GOVERNMENT CONTRACTING INSIGHTS CYBERSECURITY
Further Guidance for New Cyber Rule
Ahead of the Dec. 31 deadline for federal defense contractors to implement National Institute of Standards and Technology Special Publication 800-171, NIST released Draft Special Publication 800-171A, “Assessing Security Requirements for Controlled Unclassified Information.” This draft publication is designed to assist organizations in assessing compliance under SP 800-171.
Currently, there is no regulation or statute that imposes the draft on contractors. Rather, the draft publication is intended as guidance for organizations — both government and contractors — in developing assessment plans and conducting “efficient, effective and cost-effective” assessments of the implementation of security controls required by SP 800-171. The draft publication does not prescribe specific, required assessment procedures. Instead, it provides a series of “flexible and tailorable” procedures that organizations could use for conducting assessments with each security control.

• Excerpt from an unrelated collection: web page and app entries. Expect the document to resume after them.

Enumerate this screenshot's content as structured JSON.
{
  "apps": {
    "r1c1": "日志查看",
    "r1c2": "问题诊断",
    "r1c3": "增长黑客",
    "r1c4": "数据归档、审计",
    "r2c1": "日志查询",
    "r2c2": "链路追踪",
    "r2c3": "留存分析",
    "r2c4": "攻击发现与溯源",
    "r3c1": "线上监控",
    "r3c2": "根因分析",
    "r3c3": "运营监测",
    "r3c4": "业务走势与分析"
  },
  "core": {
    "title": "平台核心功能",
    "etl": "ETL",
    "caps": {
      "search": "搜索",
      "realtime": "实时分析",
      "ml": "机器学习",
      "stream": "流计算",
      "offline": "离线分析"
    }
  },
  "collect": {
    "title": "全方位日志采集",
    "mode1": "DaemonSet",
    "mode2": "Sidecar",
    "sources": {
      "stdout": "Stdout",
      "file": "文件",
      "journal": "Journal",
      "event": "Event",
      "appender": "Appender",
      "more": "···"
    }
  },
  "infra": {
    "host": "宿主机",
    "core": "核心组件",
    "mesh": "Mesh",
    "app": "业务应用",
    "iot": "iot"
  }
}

The draft publication recognizes multiple methods for con-ducting assessments: examining and interviewing to facilitate understanding, achieve clarification, or obtain evidence; and testing to compare actual results with expectations.
Following the format of SP 800-171, the draft groups its assessment procedures by the 14 families of controlled unclassified information security control requirements, and highlights how an assessor could examine, interview, or test each particular control at issue. It also recognizes that organizations may not need to test every control. Controls that are not applicable should be documented as non-applicable in the organization’s system security plan.
Consistent with its recent update to NIST Special Publication 800-53, “Security and Privacy Controls for Federal Information Systems and Organizations,” in creating this publication NIST used the term “system” rather than “information system” to reflect that controlled unclassified information needs to be safeguarded on a broader array of contractor information systems such as industrial and process control systems, cyber-physical systems and individual devices that are part of the internet of things.
Although it is unclear how the Defense Department intends to use the publication, the draft states that it was designed as “a starting point” for organizations to use in developing assessment plans and determining compliance with SP 800-171. In particular, the draft publication notes that “[o]rganizations can use the assessment procedures to generate evidence to support the assertion that the security requirements have been satisfied.” Such evidence could be used in a variety of ways, such as the basis for identifying security-related weaknesses in an information system, as an aid in source selection, or by the Defense Contract Management Agency when auditing contractor compliance with Defense Federal Acquisition Regulation Supplement clause 252.204-7012, “Safeguarding Covered Defense Information and Cyber Incident Reporting.”
Attached to the draft special publication is an appendix that provides supplemental guidance for implementing and assess-ing the controlled unclassified information security requirements in SP 800-171. As currently drafted, many of its security controls are only a sentence or two long. The supplemental guidance is based on the more fulsome “security controls in NIST Special Publication 800-53 and is provided to give assessors a better understanding of the mechanisms and procedures used to implement the safeguards employed to protect” controlled unclassified information.
NIST is in the process of revising SP 800-53, which only applies to federal systems. One of the stated objectives of the revised version, however, is to make the cybersecurity and privacy standards and guidelines accessible to non-federal and private sector organizations for voluntary use on their systems. As a result, because NIST is incorporating this guidance more explicitly, defense contractors may ultimately see a blurring of some of the requirements of SP 800-171 versus SP 800-53.
Shortly after NIST released its draft guidance, the Defense Department updated portions of its internal Procedures, Guidance and Information addressing compliance with the requirements of DFARS 252.204-7012. Although it is internal to the Defense Department, it provides contractors with insight into how the Pentagon interprets its own regulations.
The updated guidance made a variety of notable changes.It directs the requiring activity to create a “work statement or specification that includes the identification of covered defense information or operationally critical support.” This is consistent with department statements to industry that procuring entities are responsible for notifying contractors when contract performance involves covered defense information.
It also removed statements that said the safeguarding requirements apply until such time as the requiring activity removes or changes the designation, and that the contracting officer must coordinate with the requiring activity about disposition of controlled unclassified information associated with a contract.The updated guidance states that if a cyber incident involves multiple contracts, the Defense Department should designate one contracting officer to coordinate “additional actions required of the contractor.”
Additionally, it specifies that once the damage assessment is complete, the requiring activity must provide the contracting officer with a report that documents “actions taken to close out the cyber incident.” Previously, the guidance directed the requiring activity to provide the contracting officer with a “report documenting the findings from the damage assessment activities affecting covered defense information,” with a copy provided to the contractor. As revised, the requirement to pro-vide a copy of the report to the contactor has been eliminated.
These updates are consistent with the Defense Department’s attempts to clarify the interpretation of DFARS 252.204-7012 ahead of the Dec. 31 deadline.
Susan B. Cassidy is a partner, Ashden Fein is an associate and Evan R. Sherwood is an associate at Covington & Burling LLP.